An article out last week about organic food argued, among other things, that while organic meat does have lower levels of antibiotic-resistant bacteria than conventionally raised meat, that really doesn't mean much since bacteria are killed during cooking anyway. Our response: Hogwash.
If that were true, "we would not have had 136 illnesses and one death from antibiotic-resistant salmonella in ground turkey last year, or an estimated tens of millions of food-borne illnesses every year," wrote Jean Halloran, director of food-policy initiatives for Consumer Reports, in a letter to the editor published today in the New York Times.
"Unfortunately, bacteria survive," Halloran says. "Most cooks do not treat their kitchen like a Level 4 biohazard facility. The cook may use the same knife on raw meat and salad greens.

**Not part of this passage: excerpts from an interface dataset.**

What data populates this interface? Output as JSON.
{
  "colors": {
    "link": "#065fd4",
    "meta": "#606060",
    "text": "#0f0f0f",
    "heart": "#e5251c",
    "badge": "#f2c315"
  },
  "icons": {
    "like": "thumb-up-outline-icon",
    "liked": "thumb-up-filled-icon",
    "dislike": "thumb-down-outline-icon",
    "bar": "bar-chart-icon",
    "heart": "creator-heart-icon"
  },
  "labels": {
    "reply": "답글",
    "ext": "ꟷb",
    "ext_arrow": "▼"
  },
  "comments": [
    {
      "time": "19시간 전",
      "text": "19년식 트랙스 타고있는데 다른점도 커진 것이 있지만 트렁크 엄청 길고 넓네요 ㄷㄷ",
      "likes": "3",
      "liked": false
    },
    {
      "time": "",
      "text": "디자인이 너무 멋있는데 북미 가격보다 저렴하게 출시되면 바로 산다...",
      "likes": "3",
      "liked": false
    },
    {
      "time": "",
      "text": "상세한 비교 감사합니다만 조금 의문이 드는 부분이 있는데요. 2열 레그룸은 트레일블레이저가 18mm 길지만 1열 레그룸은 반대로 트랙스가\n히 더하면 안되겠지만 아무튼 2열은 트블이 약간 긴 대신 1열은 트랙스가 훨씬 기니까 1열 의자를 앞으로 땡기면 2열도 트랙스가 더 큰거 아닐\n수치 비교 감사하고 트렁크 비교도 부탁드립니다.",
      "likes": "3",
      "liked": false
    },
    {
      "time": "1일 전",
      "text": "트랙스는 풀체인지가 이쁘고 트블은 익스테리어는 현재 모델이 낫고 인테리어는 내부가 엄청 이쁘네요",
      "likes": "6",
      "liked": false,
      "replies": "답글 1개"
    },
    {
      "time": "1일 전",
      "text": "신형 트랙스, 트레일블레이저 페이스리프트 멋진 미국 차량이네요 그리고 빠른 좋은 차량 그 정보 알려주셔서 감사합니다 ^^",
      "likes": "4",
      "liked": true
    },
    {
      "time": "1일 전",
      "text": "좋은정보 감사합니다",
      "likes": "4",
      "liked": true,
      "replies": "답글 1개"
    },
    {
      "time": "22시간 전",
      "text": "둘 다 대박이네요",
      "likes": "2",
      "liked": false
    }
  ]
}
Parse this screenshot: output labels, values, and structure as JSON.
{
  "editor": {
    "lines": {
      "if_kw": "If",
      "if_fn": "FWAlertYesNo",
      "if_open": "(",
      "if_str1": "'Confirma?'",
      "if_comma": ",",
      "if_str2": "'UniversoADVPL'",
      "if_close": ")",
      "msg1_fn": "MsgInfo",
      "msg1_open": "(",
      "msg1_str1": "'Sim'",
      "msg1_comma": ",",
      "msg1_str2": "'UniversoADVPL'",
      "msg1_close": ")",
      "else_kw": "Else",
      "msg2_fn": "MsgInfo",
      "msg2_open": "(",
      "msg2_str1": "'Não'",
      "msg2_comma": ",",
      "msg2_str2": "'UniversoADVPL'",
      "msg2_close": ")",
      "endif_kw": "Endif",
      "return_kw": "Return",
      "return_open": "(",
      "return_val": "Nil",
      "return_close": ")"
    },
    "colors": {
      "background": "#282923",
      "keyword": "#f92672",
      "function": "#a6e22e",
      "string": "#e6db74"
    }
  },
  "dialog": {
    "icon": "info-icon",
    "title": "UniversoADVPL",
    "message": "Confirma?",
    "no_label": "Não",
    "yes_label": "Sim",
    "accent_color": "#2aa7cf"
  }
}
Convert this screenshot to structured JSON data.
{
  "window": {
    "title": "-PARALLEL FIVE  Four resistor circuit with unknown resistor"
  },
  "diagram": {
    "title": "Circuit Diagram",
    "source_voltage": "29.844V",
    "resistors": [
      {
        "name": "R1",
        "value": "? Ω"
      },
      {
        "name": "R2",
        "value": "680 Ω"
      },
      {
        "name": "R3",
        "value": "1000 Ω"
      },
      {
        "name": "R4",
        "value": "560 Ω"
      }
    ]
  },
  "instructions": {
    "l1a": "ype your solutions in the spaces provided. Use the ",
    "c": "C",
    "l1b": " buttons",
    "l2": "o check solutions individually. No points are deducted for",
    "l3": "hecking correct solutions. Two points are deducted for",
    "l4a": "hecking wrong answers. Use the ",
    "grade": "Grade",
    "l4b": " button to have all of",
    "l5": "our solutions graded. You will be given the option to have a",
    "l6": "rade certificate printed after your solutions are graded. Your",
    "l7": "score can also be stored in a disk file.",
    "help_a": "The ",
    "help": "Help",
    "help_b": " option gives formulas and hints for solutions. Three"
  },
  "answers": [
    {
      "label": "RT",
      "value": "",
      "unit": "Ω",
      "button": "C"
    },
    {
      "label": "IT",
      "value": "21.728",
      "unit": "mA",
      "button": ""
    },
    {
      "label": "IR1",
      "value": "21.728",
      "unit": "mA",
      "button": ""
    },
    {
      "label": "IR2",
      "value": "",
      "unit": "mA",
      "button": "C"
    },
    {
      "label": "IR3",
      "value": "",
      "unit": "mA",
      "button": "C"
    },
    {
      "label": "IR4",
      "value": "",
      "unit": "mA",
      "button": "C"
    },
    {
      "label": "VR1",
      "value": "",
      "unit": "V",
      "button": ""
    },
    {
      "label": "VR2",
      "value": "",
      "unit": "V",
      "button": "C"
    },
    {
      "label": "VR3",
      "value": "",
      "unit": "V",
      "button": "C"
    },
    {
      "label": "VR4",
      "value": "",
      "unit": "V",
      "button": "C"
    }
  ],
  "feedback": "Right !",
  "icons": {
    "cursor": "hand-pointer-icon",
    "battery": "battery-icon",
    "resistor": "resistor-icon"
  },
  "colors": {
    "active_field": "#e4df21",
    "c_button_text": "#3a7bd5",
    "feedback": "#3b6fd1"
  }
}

The chicken from the grill may still be a bit pink in the middle, the beef burger rare."
That rift between real-world cooking practices and the controlled world of lab studies makes organic meat the safer choice for consumers, according to Halloran.